Work to complete
Every record, from the first to the last, is to be printed again exactly.

Extracted records section start

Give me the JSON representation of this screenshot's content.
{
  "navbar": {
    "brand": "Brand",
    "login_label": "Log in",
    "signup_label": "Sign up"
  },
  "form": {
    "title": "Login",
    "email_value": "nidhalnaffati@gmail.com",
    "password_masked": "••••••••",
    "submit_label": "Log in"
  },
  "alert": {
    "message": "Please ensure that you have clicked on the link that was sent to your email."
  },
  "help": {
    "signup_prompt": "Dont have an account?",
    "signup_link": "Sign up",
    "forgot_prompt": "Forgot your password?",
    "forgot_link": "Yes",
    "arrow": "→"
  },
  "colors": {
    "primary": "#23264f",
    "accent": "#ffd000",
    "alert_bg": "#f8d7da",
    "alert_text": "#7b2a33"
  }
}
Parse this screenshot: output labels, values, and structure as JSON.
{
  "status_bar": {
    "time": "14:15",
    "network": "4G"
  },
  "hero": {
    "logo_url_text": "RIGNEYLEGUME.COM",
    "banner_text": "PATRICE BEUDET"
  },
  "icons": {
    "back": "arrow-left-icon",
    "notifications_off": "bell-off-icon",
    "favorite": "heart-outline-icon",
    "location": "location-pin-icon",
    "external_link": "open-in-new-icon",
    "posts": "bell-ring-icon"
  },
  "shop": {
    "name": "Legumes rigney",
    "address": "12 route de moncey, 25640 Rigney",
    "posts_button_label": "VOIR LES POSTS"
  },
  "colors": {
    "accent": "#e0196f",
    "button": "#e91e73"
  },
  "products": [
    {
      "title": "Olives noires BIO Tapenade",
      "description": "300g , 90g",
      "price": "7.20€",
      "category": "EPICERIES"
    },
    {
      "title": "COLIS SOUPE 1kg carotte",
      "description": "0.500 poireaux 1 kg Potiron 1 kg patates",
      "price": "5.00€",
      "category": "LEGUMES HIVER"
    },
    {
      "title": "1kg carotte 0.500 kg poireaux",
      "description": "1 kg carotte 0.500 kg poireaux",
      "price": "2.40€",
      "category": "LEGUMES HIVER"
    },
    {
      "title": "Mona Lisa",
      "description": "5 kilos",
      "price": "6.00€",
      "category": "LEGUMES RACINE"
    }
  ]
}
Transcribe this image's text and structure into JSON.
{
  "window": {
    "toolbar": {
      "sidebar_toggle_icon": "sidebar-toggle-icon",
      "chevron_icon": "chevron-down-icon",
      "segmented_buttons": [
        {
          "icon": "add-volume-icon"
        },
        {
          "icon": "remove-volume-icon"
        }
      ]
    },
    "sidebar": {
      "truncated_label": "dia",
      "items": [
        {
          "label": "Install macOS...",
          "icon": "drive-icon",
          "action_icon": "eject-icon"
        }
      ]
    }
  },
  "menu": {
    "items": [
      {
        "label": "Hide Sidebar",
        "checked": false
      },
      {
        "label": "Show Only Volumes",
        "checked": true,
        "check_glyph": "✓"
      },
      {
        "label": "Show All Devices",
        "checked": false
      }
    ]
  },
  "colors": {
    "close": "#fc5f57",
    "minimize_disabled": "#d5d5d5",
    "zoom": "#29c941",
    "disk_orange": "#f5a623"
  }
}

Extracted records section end

Written response
Give me the JSON representation of this screenshot's content.
{
  "navbar": {
    "brand": "Brand",
    "login_label": "Log in",
    "signup_label": "Sign up"
  },
  "form": {
    "title": "Login",
    "email_value": "nidhalnaffati@gmail.com",
    "password_masked": "••••••••",
    "submit_label": "Log in"
  },
  "alert": {
    "message": "Please ensure that you have clicked on the link that was sent to your email."
  },
  "help": {
    "signup_prompt": "Dont have an account?",
    "signup_link": "Sign up",
    "forgot_prompt": "Forgot your password?",
    "forgot_link": "Yes",
    "arrow": "→"
  },
  "colors": {
    "primary": "#23264f",
    "accent": "#ffd000",
    "alert_bg": "#f8d7da",
    "alert_text": "#7b2a33"
  }
}
Parse this screenshot: output labels, values, and structure as JSON.
{
  "status_bar": {
    "time": "14:15",
    "network": "4G"
  },
  "hero": {
    "logo_url_text": "RIGNEYLEGUME.COM",
    "banner_text": "PATRICE BEUDET"
  },
  "icons": {
    "back": "arrow-left-icon",
    "notifications_off": "bell-off-icon",
    "favorite": "heart-outline-icon",
    "location": "location-pin-icon",
    "external_link": "open-in-new-icon",
    "posts": "bell-ring-icon"
  },
  "shop": {
    "name": "Legumes rigney",
    "address": "12 route de moncey, 25640 Rigney",
    "posts_button_label": "VOIR LES POSTS"
  },
  "colors": {
    "accent": "#e0196f",
    "button": "#e91e73"
  },
  "products": [
    {
      "title": "Olives noires BIO Tapenade",
      "description": "300g , 90g",
      "price": "7.20€",
      "category": "EPICERIES"
    },
    {
      "title": "COLIS SOUPE 1kg carotte",
      "description": "0.500 poireaux 1 kg Potiron 1 kg patates",
      "price": "5.00€",
      "category": "LEGUMES HIVER"
    },
    {
      "title": "1kg carotte 0.500 kg poireaux",
      "description": "1 kg carotte 0.500 kg poireaux",
      "price": "2.40€",
      "category": "LEGUMES HIVER"
    },
    {
      "title": "Mona Lisa",
      "description": "5 kilos",
      "price": "6.00€",
      "category": "LEGUMES RACINE"
    }
  ]
}
Transcribe this image's text and structure into JSON.
{
  "window": {
    "toolbar": {
      "sidebar_toggle_icon": "sidebar-toggle-icon",
      "chevron_icon": "chevron-down-icon",
      "segmented_buttons": [
        {
          "icon": "add-volume-icon"
        },
        {
          "icon": "remove-volume-icon"
        }
      ]
    },
    "sidebar": {
      "truncated_label": "dia",
      "items": [
        {
          "label": "Install macOS...",
          "icon": "drive-icon",
          "action_icon": "eject-icon"
        }
      ]
    }
  },
  "menu": {
    "items": [
      {
        "label": "Hide Sidebar",
        "checked": false
      },
      {
        "label": "Show Only Volumes",
        "checked": true,
        "check_glyph": "✓"
      },
      {
        "label": "Show All Devices",
        "checked": false
      }
    ]
  },
  "colors": {
    "close": "#fc5f57",
    "minimize_disabled": "#d5d5d5",
    "zoom": "#29c941",
    "disk_orange": "#f5a623"
  }
}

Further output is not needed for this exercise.